Extracted records
········

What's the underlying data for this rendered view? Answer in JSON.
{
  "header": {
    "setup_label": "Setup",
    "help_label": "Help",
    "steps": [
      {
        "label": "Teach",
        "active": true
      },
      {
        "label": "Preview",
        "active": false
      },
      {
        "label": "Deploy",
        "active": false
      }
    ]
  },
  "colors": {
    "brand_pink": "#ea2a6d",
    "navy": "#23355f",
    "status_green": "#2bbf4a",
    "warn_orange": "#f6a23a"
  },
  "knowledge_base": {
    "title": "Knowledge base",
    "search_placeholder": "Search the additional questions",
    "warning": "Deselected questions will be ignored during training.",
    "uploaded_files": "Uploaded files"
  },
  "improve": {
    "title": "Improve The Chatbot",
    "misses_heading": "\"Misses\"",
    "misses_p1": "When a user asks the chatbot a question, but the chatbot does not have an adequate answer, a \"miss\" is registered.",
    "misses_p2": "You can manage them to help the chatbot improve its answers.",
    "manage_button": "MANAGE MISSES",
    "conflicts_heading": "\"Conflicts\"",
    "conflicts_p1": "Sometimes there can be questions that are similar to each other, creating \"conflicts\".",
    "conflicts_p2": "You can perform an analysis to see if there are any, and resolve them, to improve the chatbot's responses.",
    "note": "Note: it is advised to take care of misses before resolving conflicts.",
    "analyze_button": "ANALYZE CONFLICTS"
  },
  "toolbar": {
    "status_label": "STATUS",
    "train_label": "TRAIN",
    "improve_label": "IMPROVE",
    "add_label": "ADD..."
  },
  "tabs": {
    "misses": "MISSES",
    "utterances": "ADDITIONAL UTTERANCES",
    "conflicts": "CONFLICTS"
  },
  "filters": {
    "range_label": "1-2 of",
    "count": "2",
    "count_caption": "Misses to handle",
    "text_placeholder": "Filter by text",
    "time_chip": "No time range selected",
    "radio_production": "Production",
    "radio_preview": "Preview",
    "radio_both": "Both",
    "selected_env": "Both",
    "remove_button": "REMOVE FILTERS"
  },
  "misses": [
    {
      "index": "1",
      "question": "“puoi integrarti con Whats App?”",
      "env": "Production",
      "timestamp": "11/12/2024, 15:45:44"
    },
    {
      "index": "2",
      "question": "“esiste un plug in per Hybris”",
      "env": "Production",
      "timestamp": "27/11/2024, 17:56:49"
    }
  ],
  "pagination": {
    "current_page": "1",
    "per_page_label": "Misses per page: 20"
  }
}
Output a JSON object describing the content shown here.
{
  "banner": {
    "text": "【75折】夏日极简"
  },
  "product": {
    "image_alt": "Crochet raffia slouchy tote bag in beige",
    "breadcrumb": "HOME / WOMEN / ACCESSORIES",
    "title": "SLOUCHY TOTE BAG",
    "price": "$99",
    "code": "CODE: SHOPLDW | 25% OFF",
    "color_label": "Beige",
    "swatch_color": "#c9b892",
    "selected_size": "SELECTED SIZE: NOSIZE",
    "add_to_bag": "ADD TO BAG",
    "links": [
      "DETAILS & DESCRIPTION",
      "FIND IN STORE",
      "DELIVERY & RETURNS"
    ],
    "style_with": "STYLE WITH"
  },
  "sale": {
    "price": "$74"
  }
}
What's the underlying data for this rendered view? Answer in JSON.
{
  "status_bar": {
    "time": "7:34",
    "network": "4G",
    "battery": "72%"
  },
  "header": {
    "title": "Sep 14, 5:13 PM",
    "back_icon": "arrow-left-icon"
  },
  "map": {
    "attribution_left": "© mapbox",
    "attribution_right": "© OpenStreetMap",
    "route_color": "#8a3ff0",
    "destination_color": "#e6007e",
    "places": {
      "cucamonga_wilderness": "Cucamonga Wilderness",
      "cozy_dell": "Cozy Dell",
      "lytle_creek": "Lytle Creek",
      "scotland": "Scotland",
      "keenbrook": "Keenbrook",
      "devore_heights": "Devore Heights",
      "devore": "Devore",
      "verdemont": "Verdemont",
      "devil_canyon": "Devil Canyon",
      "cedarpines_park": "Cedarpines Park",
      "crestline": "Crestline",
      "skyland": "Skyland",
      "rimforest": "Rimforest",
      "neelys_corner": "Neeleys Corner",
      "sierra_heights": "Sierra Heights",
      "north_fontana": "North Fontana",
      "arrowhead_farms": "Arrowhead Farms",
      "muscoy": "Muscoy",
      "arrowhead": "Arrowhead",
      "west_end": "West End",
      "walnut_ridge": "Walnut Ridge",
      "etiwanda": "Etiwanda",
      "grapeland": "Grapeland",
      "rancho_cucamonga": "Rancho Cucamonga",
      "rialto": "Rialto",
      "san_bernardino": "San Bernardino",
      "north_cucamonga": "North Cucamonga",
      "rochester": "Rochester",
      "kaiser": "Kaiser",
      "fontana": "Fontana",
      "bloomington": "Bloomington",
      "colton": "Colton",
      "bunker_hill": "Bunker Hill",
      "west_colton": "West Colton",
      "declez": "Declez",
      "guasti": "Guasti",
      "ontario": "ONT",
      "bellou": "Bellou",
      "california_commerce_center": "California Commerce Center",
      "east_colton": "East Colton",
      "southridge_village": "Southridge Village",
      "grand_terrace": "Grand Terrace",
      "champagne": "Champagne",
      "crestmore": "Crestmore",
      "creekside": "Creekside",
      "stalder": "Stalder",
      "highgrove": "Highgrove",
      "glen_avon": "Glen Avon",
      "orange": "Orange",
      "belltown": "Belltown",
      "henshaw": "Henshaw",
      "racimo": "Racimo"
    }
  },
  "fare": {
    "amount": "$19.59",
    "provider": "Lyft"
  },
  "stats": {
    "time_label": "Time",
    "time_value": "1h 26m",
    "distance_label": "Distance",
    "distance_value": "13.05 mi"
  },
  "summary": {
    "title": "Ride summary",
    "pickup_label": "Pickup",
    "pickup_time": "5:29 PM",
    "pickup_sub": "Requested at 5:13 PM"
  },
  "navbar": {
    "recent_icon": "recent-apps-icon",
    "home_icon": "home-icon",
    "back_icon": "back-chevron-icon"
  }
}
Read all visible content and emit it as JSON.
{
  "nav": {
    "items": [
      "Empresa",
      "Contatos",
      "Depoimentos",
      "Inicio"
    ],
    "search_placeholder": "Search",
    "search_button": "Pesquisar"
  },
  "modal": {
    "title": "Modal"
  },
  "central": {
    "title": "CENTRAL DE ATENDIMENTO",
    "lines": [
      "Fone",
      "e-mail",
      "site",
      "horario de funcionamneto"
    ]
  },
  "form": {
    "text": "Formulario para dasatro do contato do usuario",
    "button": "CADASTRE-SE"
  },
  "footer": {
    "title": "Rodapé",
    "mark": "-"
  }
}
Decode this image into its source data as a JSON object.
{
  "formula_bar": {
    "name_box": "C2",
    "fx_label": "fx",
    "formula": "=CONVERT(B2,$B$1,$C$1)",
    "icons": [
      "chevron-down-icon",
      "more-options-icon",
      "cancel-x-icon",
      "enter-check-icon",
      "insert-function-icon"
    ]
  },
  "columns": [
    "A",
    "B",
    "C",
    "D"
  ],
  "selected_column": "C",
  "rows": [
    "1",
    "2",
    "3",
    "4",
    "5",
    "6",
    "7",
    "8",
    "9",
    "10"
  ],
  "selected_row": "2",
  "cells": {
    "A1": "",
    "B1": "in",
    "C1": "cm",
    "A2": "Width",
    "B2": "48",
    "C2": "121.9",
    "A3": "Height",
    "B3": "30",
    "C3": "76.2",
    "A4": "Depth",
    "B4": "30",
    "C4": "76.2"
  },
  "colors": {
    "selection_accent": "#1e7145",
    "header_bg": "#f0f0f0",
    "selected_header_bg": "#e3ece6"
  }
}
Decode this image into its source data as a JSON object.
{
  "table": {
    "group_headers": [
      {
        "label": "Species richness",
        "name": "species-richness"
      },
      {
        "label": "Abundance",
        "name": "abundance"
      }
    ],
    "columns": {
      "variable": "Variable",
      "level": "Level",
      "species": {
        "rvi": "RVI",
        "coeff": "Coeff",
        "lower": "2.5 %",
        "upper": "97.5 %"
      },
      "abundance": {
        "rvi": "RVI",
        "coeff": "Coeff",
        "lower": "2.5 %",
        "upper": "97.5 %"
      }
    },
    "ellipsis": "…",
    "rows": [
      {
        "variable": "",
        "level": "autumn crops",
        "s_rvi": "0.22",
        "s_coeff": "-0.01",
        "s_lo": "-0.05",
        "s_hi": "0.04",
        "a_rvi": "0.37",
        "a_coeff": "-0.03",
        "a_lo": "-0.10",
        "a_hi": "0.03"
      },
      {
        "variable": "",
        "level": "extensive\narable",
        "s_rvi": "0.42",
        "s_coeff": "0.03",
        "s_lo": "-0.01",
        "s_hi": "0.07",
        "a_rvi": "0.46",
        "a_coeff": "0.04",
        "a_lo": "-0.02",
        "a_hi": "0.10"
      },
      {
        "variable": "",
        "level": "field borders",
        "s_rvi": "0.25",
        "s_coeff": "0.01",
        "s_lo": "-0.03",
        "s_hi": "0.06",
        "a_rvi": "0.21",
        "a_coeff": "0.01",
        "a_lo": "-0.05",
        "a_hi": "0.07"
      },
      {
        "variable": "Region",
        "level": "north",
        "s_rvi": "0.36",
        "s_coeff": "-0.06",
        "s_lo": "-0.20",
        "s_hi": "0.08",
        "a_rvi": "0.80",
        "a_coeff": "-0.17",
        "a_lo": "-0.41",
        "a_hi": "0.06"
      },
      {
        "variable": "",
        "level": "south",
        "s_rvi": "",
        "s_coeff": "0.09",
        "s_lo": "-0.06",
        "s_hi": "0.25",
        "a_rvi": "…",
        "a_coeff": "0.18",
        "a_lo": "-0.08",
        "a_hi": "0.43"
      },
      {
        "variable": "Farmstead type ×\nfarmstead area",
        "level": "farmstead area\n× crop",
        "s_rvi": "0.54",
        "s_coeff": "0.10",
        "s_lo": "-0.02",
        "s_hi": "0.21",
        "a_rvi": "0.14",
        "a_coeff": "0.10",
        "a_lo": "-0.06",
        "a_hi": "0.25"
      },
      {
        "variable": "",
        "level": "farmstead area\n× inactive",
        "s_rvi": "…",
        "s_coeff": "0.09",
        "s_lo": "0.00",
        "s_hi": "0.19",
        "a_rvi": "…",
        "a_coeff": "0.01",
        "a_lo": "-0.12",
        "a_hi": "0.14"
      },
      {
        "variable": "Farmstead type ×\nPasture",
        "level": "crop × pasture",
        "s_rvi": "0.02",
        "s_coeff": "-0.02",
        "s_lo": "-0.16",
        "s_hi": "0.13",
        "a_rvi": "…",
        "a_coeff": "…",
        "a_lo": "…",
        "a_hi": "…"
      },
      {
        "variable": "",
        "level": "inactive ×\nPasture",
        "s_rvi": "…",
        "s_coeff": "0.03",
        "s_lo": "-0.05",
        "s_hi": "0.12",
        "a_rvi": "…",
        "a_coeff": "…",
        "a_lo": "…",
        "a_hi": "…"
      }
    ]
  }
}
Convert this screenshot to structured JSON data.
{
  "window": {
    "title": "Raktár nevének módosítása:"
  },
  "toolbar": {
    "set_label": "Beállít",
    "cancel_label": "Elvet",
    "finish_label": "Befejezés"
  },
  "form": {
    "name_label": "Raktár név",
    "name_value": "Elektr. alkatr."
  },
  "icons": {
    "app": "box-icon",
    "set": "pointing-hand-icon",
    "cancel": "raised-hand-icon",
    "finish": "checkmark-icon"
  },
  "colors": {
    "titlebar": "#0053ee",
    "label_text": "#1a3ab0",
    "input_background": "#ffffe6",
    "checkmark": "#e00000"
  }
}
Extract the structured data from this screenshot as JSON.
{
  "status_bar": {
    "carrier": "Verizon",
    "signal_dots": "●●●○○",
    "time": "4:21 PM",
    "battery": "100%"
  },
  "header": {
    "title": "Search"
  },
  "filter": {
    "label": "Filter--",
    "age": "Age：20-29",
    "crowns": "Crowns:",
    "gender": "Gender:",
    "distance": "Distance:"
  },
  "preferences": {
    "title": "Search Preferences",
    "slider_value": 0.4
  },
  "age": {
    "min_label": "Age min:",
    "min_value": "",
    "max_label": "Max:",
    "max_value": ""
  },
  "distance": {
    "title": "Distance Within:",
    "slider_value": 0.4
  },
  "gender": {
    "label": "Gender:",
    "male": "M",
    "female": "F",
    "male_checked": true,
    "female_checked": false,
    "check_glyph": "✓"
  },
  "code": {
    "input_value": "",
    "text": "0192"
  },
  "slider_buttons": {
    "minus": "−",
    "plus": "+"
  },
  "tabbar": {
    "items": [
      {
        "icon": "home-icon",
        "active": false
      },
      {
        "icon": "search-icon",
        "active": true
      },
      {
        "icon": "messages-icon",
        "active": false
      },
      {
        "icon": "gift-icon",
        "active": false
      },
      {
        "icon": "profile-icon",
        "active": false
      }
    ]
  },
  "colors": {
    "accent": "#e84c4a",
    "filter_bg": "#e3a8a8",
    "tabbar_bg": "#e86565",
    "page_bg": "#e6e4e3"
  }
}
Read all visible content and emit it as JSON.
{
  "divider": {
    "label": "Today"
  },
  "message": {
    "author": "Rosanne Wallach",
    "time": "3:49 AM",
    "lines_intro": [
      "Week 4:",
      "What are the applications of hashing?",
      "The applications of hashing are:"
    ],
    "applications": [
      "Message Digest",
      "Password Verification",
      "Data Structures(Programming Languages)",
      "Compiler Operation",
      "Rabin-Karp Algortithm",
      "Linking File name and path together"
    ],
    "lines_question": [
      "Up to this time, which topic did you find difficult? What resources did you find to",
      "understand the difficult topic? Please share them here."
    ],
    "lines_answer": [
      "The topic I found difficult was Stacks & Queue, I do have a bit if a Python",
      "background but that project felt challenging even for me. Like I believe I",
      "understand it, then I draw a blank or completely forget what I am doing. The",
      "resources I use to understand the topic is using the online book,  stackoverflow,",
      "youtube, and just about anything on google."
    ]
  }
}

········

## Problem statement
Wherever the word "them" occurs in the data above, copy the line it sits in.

## Answer to this problem
    "misses_p2": "You can manage them to help the chatbot improve its answers.",
    "conflicts_p2": "You can perform an analysis to see if there are any, and resolve them, to improve the chatbot's responses.",
      "understand the difficult topic? Please share them here."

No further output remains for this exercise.